▸ Aim of the task: For the records that follow, give the number of lines containing the word "Bucks", with no added text.

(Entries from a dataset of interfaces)
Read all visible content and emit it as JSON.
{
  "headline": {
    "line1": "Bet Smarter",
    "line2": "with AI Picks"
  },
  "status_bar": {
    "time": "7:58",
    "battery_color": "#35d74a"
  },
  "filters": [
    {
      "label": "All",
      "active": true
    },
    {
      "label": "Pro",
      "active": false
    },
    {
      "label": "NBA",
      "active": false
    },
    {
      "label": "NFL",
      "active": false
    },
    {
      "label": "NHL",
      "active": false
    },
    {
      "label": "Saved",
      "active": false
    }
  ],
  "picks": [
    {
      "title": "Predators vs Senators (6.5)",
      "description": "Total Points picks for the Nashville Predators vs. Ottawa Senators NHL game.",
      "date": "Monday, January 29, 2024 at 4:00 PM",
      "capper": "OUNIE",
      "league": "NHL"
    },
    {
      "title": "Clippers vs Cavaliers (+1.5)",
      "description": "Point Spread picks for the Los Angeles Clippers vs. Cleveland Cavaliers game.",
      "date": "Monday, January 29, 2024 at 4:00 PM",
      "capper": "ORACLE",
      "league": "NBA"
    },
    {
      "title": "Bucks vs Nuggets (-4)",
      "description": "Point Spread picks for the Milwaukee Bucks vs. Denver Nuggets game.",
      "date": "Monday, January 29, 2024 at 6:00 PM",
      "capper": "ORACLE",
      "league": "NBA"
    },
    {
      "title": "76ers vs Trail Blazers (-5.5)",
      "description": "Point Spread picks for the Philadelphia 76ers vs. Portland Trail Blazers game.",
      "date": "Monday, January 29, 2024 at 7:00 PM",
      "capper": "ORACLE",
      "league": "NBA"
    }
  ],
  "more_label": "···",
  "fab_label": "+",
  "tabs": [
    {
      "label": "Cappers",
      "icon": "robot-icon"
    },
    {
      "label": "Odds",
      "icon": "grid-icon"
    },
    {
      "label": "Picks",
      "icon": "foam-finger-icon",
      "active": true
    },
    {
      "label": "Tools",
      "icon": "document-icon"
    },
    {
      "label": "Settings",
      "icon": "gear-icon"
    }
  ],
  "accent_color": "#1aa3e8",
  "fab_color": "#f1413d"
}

▸ Answer for this exercise: 2